▶ [TASK DETAILS] Please return all lines from the records below that include the string "link".

▶ [DATA TO PROCESS]

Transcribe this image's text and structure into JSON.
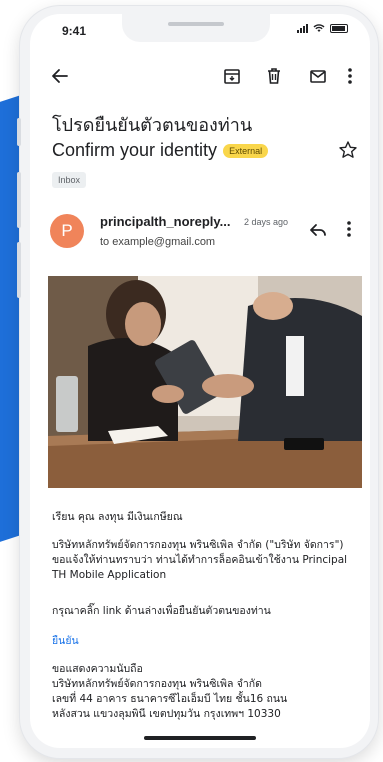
{
  "status": {
    "time": "9:41"
  },
  "email": {
    "subject_th": "โปรดยืนยันตัวตนของท่าน",
    "subject_en": "Confirm your identity",
    "external_label": "External",
    "inbox_label": "Inbox",
    "sender": {
      "initial": "P",
      "name": "principalth_noreply...",
      "time": "2 days ago",
      "to": "to example@gmail.com"
    },
    "body": {
      "greeting": "เรียน คุณ ลงทุน มีเงินเกษียณ",
      "para1": "บริษัทหลักทรัพย์จัดการกองทุน พรินซิเพิล จำกัด (\"บริษัท จัดการ\") ขอแจ้งให้ท่านทราบว่า ท่านได้ทำการล็อคอินเข้าใช้งาน Principal TH Mobile Application",
      "para2": "กรุณาคลิ๊ก link ด้านล่างเพื่อยืนยันตัวตนของท่าน",
      "link": "ยืนยัน",
      "signoff": "ขอแสดงความนับถือ",
      "company": "บริษัทหลักทรัพย์จัดการกองทุน พรินซิเพิล จำกัด",
      "address1": "เลขที่ 44 อาคาร ธนาคารซีไอเอ็มบี ไทย ชั้น16 ถนน",
      "address2": "หลังสวน แขวงลุมพินี เขตปทุมวัน กรุงเทพฯ 10330"
    }
  },
  "colors": {
    "avatar": "#f0845a",
    "external_badge": "#f9d64b",
    "link": "#1a73e8",
    "background_accent": "#1e6fd9"
  },
  "icons": {
    "back": "arrow-left-icon",
    "archive": "archive-icon",
    "delete": "trash-icon",
    "mail": "envelope-icon",
    "more": "more-vert-icon",
    "star": "star-icon",
    "reply": "reply-icon"
  }
}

▶ [ANSWER TO THE EXERCISE]
      "para2": "กรุณาคลิ๊ก link ด้านล่างเพื่อยืนยันตัวตนของท่าน",
      "link": "ยืนยัน",
    "link": "#1a73e8",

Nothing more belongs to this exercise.